When I first found out that I had HIV, the feeling that I would never be loved and accepted had me socially and emotionally paralyzed. Reading my Bible daily reminded me that I needed to surround myself with other believers. Joining a church was my utmost priority. I was happy when I finally found a church where I began to feel comfortable and accepted. But even though we were a church that was like a family, I was still afraid to disclose that I was living with HIV. I listened and watched people’s reactions to certain issues. Many of their responses were not positive. I would sit in my prayer closet and think to myself, “Aren’t we to love God and love people? One of the ten commandments literally states ‘Thou shall not judge!’” I felt so much sadness and anger that those who claim to love God could be so unaccepting to the broken! I thought, “How do some of these people think that they can judge and condemn others!” I poured myself out to God and asked for His peace that surpasses all understanding as I walked through these troubled waters.

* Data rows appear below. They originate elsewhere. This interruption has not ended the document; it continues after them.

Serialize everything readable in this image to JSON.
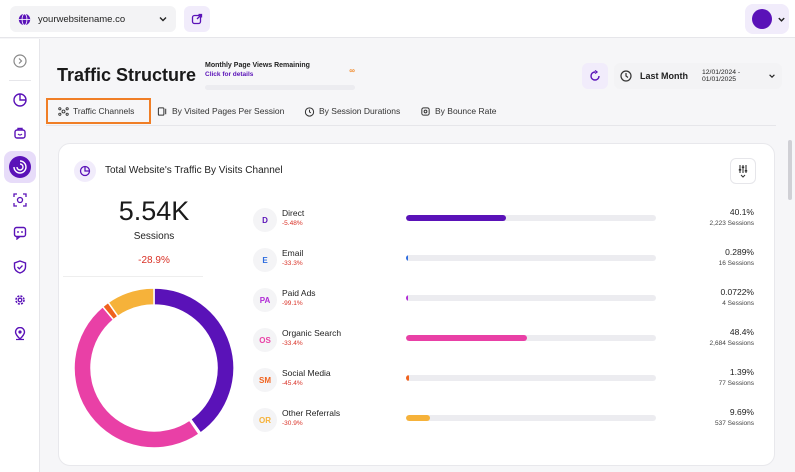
{
  "topbar": {
    "site": "yourwebsitename.co",
    "icons": {
      "site": "globe-icon",
      "external": "external-link-icon",
      "menu": "chevron-down-icon"
    }
  },
  "sidebar": {
    "items": [
      {
        "icon": "collapse-sidebar-icon"
      },
      {
        "icon": "dashboard-icon"
      },
      {
        "icon": "users-icon"
      },
      {
        "icon": "traffic-structure-icon",
        "active": true
      },
      {
        "icon": "focus-target-icon"
      },
      {
        "icon": "chat-icon"
      },
      {
        "icon": "shield-icon"
      },
      {
        "icon": "gear-icon"
      },
      {
        "icon": "location-icon"
      }
    ]
  },
  "header": {
    "title": "Traffic Structure",
    "quota_title": "Monthly Page Views Remaining",
    "quota_link": "Click for details",
    "quota_value": "∞",
    "date_label": "Last Month",
    "date_range": "12/01/2024 - 01/01/2025"
  },
  "tabs": [
    {
      "label": "Traffic Channels",
      "icon": "channels-icon",
      "active": true
    },
    {
      "label": "By Visited Pages Per Session",
      "icon": "pages-icon"
    },
    {
      "label": "By Session Durations",
      "icon": "timer-icon"
    },
    {
      "label": "By Bounce Rate",
      "icon": "bounce-icon"
    }
  ],
  "card": {
    "title": "Total Website's Traffic By Visits Channel",
    "total": "5.54K",
    "total_label": "Sessions",
    "total_delta": "-28.9%",
    "channels": [
      {
        "badge": "D",
        "name": "Direct",
        "delta": "-5.48%",
        "pct": "40.1%",
        "sessions": "2,223 Sessions",
        "share": 40.1,
        "color": "#5a12b8"
      },
      {
        "badge": "E",
        "name": "Email",
        "delta": "-33.3%",
        "pct": "0.289%",
        "sessions": "16 Sessions",
        "share": 0.289,
        "color": "#2d6cdf"
      },
      {
        "badge": "PA",
        "name": "Paid Ads",
        "delta": "-99.1%",
        "pct": "0.0722%",
        "sessions": "4 Sessions",
        "share": 0.0722,
        "color": "#b02ad6"
      },
      {
        "badge": "OS",
        "name": "Organic Search",
        "delta": "-33.4%",
        "pct": "48.4%",
        "sessions": "2,684 Sessions",
        "share": 48.4,
        "color": "#e940a6"
      },
      {
        "badge": "SM",
        "name": "Social Media",
        "delta": "-45.4%",
        "pct": "1.39%",
        "sessions": "77 Sessions",
        "share": 1.39,
        "color": "#f0621e"
      },
      {
        "badge": "OR",
        "name": "Other Referrals",
        "delta": "-30.9%",
        "pct": "9.69%",
        "sessions": "537 Sessions",
        "share": 9.69,
        "color": "#f6b23a"
      }
    ]
  }
}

After being in the church for about ten months, I got the courage to go to my pastor and ask to speak to him. We sat down and had the conversation I had been secretly dreading. During our discussion, I told my pastor that I was living with HIV. He was compassionate and caring. Although my pastor was not very knowledgeable about HIV/AIDS, he told me that he knew someone else who was living with HIV and connected us with each other.
After almost a year passed, I felt led to ask my pastor about starting a support group. I felt strongly that there were other people who were also having the same empty feeling that I felt with this diagnosis. A support system consisting of others who are facing the same feelings and day-to-day issues could build a greater understanding and draw us closer to God. This was strongly on my heart. The pastor agreed and within a week we had a meeting with the Director of the County Health Department. The director was very hesitant. He was afraid someone would shoot me or maybe even burn down our church! I was absolutely floored! I could not believe what I was hearing! Were people really that scared and cold-hearted to those struggling with this?

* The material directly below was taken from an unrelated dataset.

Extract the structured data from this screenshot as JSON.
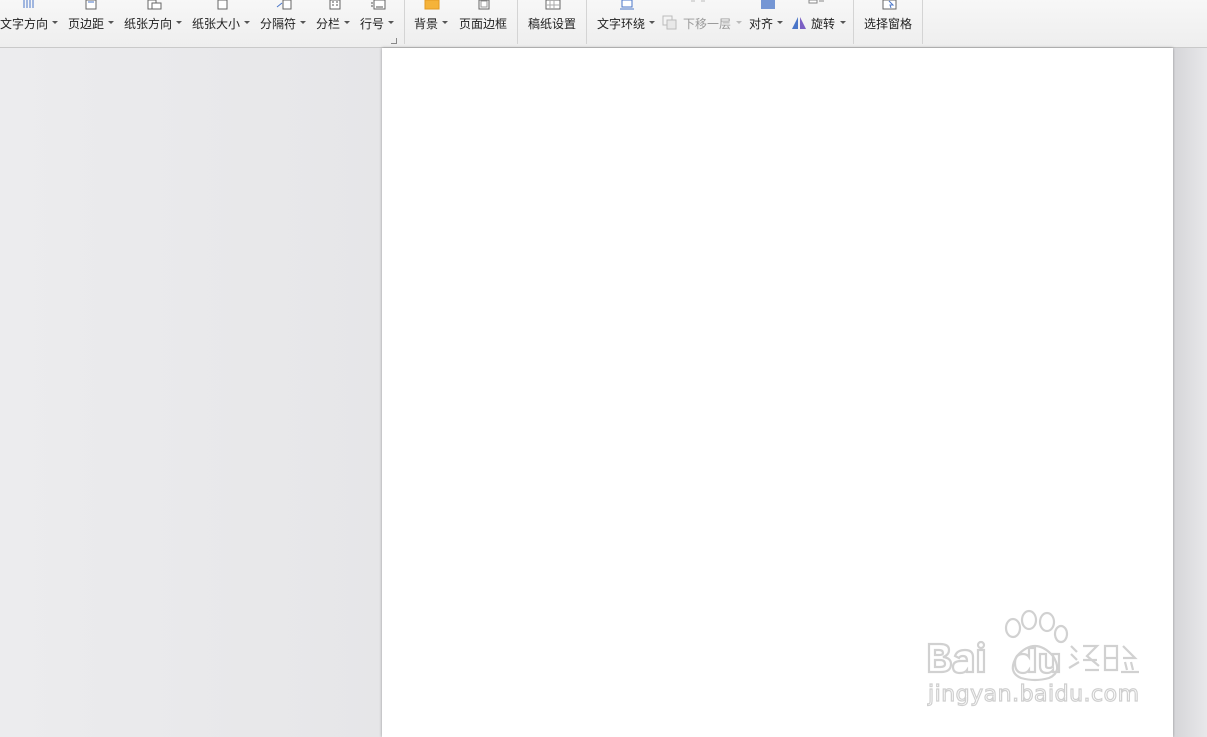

Hearing that lit a fire inside of me. I became adamant about creating my support group! I felt led by God in this, regardless of the dangerous repercussions that might come with it. After the group began, I realized I needed to change the name, however, because I could not reveal that it would be a support group for people living with HIV/AIDS. I hesitantly changed the name to something that sounded like an exercise class. I realized that not many people would show up for fear of the stigma surrounding HIV/AIDS. People were literally afraid for their lives! Yes, I said their lives – afraid of being beaten or even killed for having HIV/AIDS! This is what can happen due to a lack of education about this illness! People start to assume and we all know what happens when we assume without the facts. Sadly, I had to close the doors to the support group after just four months.

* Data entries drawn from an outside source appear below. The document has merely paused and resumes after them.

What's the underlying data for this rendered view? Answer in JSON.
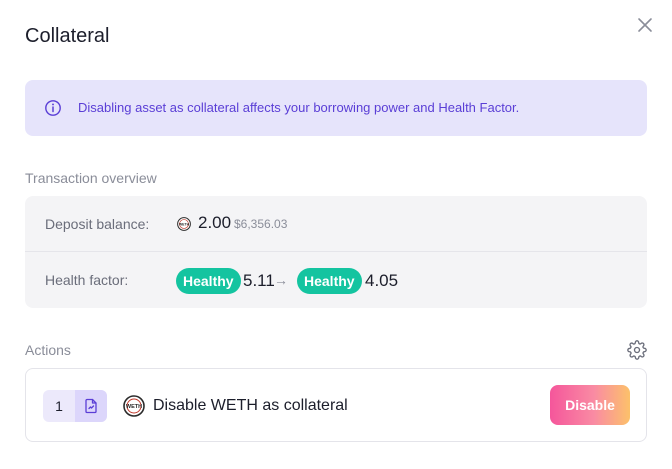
{
  "modal": {
    "title": "Collateral",
    "close_icon": "close-icon"
  },
  "alert": {
    "icon": "info-icon",
    "text": "Disabling asset as collateral affects your borrowing power and Health Factor."
  },
  "overview": {
    "label": "Transaction overview",
    "deposit": {
      "key": "Deposit balance:",
      "token_icon": "weth-token-icon",
      "amount": "2.00",
      "usd": "$6,356.03"
    },
    "health": {
      "key": "Health factor:",
      "badge_before": "Healthy",
      "value_before": "5.11",
      "arrow": "→",
      "badge_after": "Healthy",
      "value_after": "4.05"
    }
  },
  "actions": {
    "label": "Actions",
    "settings_icon": "gear-icon",
    "step": {
      "number": "1",
      "step_icon": "document-sign-icon",
      "token_icon": "weth-token-icon",
      "text": "Disable WETH as collateral",
      "button_label": "Disable"
    }
  },
  "colors": {
    "alert_bg": "#e6e4fb",
    "alert_text": "#5a3ed6",
    "healthy_badge": "#14c4a0",
    "button_gradient_start": "#f5569b",
    "button_gradient_end": "#fcc16a"
  }
}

I am glad I disclosed to my pastor what I was going through back then. I was determined not to let the fear of others stop me from reaching out. I still wanted to support those battling this, and I was determined to educate as many as I could to stop the hate surrounding this stigma. I got involved in other projects surrounding HIV/AIDS and started receiving emotional support at that time. It empowered me to know that I was helping other women and teaching them to embrace and love themselves again. That whole experience made me really realize how badly the world needs to be educated on this illness, including the church. The Bible has many stories of Christ’s love. He never shied away from those with afflictions. He healed the leper, the woman with the issue of blood, and all those with mental, physical, and emotional afflictions. He embraced them in love. If we are to be following His example, we too need to embrace those in all walks of life in love, forgiveness, and mercy.
Believe me when I tell you that in 2021, the sigma is still alive. Our society still needs to learn the facts about HIV/AIDS. As advocates, we must continue to educate the churches. However, we first must continue educating ourselves as advocates on HIV/AIDS. We will always fear what we do not understand. I will leave you with these three final words. Educate! Love! and Empower!
1 thought on “An Unacceptable Stigma Based on FEAR!”
Very well done